Meanwhile on the first floor, there are exhibition rooms of specific genres, such as sculptures, ceramics, swords, and things of the sort. If you still have time after looking around the second floor, do have a look on the first floor too!

A Japanese-style garden in Honkan: open only in certain seasons

Other than exhibits, there is a Japanese-style garden in Honkan. The garden is open to public every year from March to May, and from October to December. During the period, visitors can blissfully take a walk in this secret garden. Every year in March to May, Ueno Park is especially packed with people who come for sakura blossoms. While the garden is not very well-known by ordinary tourists yet, it is a perfect place for you to avoid the crowds during the sakura season.

Time for special exhibitions! Let's head to Heiseikan

Situated next to Honkan, Heiseikan is the newest exhibition building among all. The Japanese Archaeology Gallery is housed on the first floor, whereas the second floor is entirely spared for special exhibitions. The special exhibitions have been highly praised for the wide-ranged topics and informative contents, and have become hot topics among local people and visitors.

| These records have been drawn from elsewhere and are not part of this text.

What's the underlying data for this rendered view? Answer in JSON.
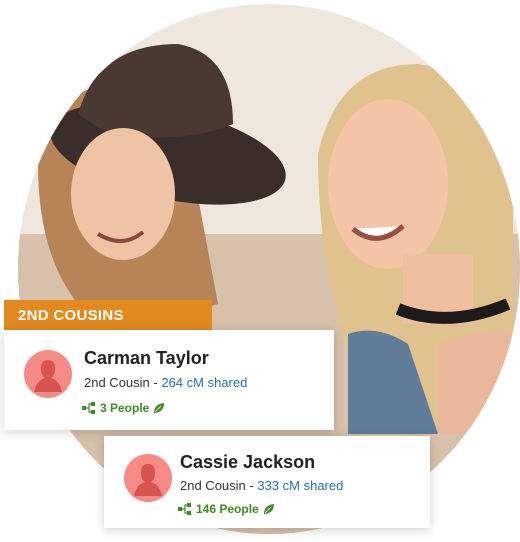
{
  "section": {
    "label": "2ND COUSINS"
  },
  "matches": [
    {
      "name": "Carman Taylor",
      "relationship": "2nd Cousin",
      "separator": " - ",
      "shared": "264 cM shared",
      "people": "3 People"
    },
    {
      "name": "Cassie Jackson",
      "relationship": "2nd Cousin",
      "separator": " - ",
      "shared": "333 cM shared",
      "people": "146 People"
    }
  ],
  "colors": {
    "banner": "#e2891f",
    "avatar": "#f58a86",
    "link": "#2b6fa6",
    "people": "#3f8a26"
  },
  "icons": [
    "person-silhouette-icon",
    "tree-icon",
    "leaf-icon"
  ]
}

As it is officially one of the highlights of Tokyo National Museum, there are always lots of people crowded when special exhibitions are open. Do not forget to put it on your list too!

A different way to enjoy the museum: appreciate the building itself!

If time does not permit you to stay long in the museum, an option would be for you to appreciate the building itself, instead of the exhibits inside. Since 1900s, there have been new exhibition buildings built for Tokyo National Museum every 30 years. In 1900s, it was Hyokeikan which was built, then Honkan in 1930s, Toyokan and The Gallery of Horyuji Treasures in 1960s, and Heiseikan in 1990s, the lastest. Each of the buildings is of the newest architectural design in the decade. By observing the architecture, it gives you the idea of the architectural trends in different decades. For those who are keen on architecture, maybe the buildings look more charming to you than the exhibits do!

Souvenirs here! The shop in the museum offers whatever you want

“Museum Shop” is located on the first floor of Honkan. It offers a wide range of original goods including exhibition catalogues, specialty books, stationery, and other miscellaneous goods which are best for souvenirs. The canned cookies with National Treasure motifs are especially suitable for anyone in any age. Buying souvenirs for all your friends in just one shop saves you a lot of time!

Enjoy the most of Tokyo National Museum with the least time

Is your must-see list done yet? In Tokyo National Museum, capture a general idea about Japanese art on the second floor of Honkan, have a look of the special exhibition in Heiseikan, and then walk around Toyokan and The Gallery of Horyuji Treasures if time permits. Follow our best-planned itinerary and you will never get lost! Appreciation of the architecture is another great activity if you do not have much time left. Before you leave, do not forget to go to the museum shop and grab featured souvenirs for your beloved ones! Enjoy the beauty of Japan here in Tokyo National Museum.